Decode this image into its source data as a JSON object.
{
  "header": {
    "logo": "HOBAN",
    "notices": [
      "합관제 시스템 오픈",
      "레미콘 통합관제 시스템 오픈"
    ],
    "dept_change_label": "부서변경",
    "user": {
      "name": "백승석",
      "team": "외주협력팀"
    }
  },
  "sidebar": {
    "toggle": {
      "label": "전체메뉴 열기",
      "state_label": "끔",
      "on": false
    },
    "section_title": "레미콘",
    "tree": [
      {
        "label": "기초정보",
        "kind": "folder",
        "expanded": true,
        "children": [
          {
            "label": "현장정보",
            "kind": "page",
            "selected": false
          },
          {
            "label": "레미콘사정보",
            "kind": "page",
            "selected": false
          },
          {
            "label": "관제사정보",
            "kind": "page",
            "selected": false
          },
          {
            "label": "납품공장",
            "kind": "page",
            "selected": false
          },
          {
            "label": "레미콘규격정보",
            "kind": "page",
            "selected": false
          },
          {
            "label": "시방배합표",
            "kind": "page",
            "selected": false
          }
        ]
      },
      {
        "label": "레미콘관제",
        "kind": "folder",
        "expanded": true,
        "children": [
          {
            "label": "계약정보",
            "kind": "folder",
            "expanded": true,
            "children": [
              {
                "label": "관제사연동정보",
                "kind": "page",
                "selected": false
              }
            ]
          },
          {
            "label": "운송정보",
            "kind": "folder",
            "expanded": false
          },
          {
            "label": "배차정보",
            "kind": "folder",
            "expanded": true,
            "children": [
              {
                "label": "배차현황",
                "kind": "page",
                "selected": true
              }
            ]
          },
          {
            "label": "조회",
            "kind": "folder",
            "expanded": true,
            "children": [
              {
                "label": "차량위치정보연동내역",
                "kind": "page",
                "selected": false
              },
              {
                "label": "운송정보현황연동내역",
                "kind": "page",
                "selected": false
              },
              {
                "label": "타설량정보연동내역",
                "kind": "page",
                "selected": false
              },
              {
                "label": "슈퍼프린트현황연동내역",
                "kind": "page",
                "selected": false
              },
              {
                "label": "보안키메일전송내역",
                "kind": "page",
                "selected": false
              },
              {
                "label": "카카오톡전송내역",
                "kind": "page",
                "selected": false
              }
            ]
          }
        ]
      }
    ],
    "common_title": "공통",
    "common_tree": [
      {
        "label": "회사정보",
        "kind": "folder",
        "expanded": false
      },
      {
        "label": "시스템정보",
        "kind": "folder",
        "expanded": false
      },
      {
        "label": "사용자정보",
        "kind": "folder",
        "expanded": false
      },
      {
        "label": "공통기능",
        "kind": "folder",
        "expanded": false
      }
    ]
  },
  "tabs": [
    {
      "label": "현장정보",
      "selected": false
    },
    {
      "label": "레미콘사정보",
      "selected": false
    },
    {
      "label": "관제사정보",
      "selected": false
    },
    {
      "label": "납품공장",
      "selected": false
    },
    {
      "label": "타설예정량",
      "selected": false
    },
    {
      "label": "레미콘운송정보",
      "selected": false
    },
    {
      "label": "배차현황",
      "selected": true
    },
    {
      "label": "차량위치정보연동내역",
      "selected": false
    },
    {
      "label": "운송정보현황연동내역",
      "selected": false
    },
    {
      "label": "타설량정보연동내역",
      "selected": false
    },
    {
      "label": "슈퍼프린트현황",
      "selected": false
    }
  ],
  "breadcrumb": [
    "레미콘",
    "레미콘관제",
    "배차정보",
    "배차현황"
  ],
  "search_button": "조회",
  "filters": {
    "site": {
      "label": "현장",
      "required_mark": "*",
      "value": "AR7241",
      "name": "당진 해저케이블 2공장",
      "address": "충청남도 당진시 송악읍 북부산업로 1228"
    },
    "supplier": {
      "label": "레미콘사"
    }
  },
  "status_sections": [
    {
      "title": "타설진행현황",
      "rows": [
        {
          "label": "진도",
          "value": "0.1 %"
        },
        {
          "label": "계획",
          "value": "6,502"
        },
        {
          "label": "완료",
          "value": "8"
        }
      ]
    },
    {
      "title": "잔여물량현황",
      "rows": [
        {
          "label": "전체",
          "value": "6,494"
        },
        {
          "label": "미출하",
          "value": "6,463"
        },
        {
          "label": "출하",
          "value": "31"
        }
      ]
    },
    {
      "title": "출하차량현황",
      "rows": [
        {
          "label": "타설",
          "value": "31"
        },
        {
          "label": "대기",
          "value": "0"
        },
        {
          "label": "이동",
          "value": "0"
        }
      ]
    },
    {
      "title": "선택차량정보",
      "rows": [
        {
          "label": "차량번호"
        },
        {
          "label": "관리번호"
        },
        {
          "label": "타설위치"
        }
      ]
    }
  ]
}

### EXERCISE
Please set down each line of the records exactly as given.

### THE ANSWER
Decode this image into its source data as a JSON object.
{
  "header": {
    "logo": "HOBAN",
    "notices": [
      "합관제 시스템 오픈",
      "레미콘 통합관제 시스템 오픈"
    ],
    "dept_change_label": "부서변경",
    "user": {
      "name": "백승석",
      "team": "외주협력팀"
    }
  },
  "sidebar": {
    "toggle": {
      "label": "전체메뉴 열기",
      "state_label": "끔",
      "on": false
    },
    "section_title": "레미콘",
    "tree": [
      {
        "label": "기초정보",
        "kind": "folder",
        "expanded": true,
        "children": [
          {
            "label": "현장정보",
            "kind": "page",
            "selected": false
          },
          {
            "label": "레미콘사정보",
            "kind": "page",
            "selected": false
          },
          {
            "label": "관제사정보",
            "kind": "page",
            "selected": false
          },
          {
            "label": "납품공장",
            "kind": "page",
            "selected": false
          },
          {
            "label": "레미콘규격정보",
            "kind": "page",
            "selected": false
          },
          {
            "label": "시방배합표",
            "kind": "page",
            "selected": false
          }
        ]
      },
      {
        "label": "레미콘관제",
        "kind": "folder",
        "expanded": true,
        "children": [
          {
            "label": "계약정보",
            "kind": "folder",
            "expanded": true,
            "children": [
              {
                "label": "관제사연동정보",
                "kind": "page",
                "selected": false
              }
            ]
          },
          {
            "label": "운송정보",
            "kind": "folder",
            "expanded": false
          },
          {
            "label": "배차정보",
            "kind": "folder",
            "expanded": true,
            "children": [
              {
                "label": "배차현황",
                "kind": "page",
                "selected": true
              }
            ]
          },
          {
            "label": "조회",
            "kind": "folder",
            "expanded": true,
            "children": [
              {
                "label": "차량위치정보연동내역",
                "kind": "page",
                "selected": false
              },
              {
                "label": "운송정보현황연동내역",
                "kind": "page",
                "selected": false
              },
              {
                "label": "타설량정보연동내역",
                "kind": "page",
                "selected": false
              },
              {
                "label": "슈퍼프린트현황연동내역",
                "kind": "page",
                "selected": false
              },
              {
                "label": "보안키메일전송내역",
                "kind": "page",
                "selected": false
              },
              {
                "label": "카카오톡전송내역",
                "kind": "page",
                "selected": false
              }
            ]
          }
        ]
      }
    ],
    "common_title": "공통",
    "common_tree": [
      {
        "label": "회사정보",
        "kind": "folder",
        "expanded": false
      },
      {
        "label": "시스템정보",
        "kind": "folder",
        "expanded": false
      },
      {
        "label": "사용자정보",
        "kind": "folder",
        "expanded": false
      },
      {
        "label": "공통기능",
        "kind": "folder",
        "expanded": false
      }
    ]
  },
  "tabs": [
    {
      "label": "현장정보",
      "selected": false
    },
    {
      "label": "레미콘사정보",
      "selected": false
    },
    {
      "label": "관제사정보",
      "selected": false
    },
    {
      "label": "납품공장",
      "selected": false
    },
    {
      "label": "타설예정량",
      "selected": false
    },
    {
      "label": "레미콘운송정보",
      "selected": false
    },
    {
      "label": "배차현황",
      "selected": true
    },
    {
      "label": "차량위치정보연동내역",
      "selected": false
    },
    {
      "label": "운송정보현황연동내역",
      "selected": false
    },
    {
      "label": "타설량정보연동내역",
      "selected": false
    },
    {
      "label": "슈퍼프린트현황",
      "selected": false
    }
  ],
  "breadcrumb": [
    "레미콘",
    "레미콘관제",
    "배차정보",
    "배차현황"
  ],
  "search_button": "조회",
  "filters": {
    "site": {
      "label": "현장",
      "required_mark": "*",
      "value": "AR7241",
      "name": "당진 해저케이블 2공장",
      "address": "충청남도 당진시 송악읍 북부산업로 1228"
    },
    "supplier": {
      "label": "레미콘사"
    }
  },
  "status_sections": [
    {
      "title": "타설진행현황",
      "rows": [
        {
          "label": "진도",
          "value": "0.1 %"
        },
        {
          "label": "계획",
          "value": "6,502"
        },
        {
          "label": "완료",
          "value": "8"
        }
      ]
    },
    {
      "title": "잔여물량현황",
      "rows": [
        {
          "label": "전체",
          "value": "6,494"
        },
        {
          "label": "미출하",
          "value": "6,463"
        },
        {
          "label": "출하",
          "value": "31"
        }
      ]
    },
    {
      "title": "출하차량현황",
      "rows": [
        {
          "label": "타설",
          "value": "31"
        },
        {
          "label": "대기",
          "value": "0"
        },
        {
          "label": "이동",
          "value": "0"
        }
      ]
    },
    {
      "title": "선택차량정보",
      "rows": [
        {
          "label": "차량번호"
        },
        {
          "label": "관리번호"
        },
        {
          "label": "타설위치"
        }
      ]
    }
  ]
}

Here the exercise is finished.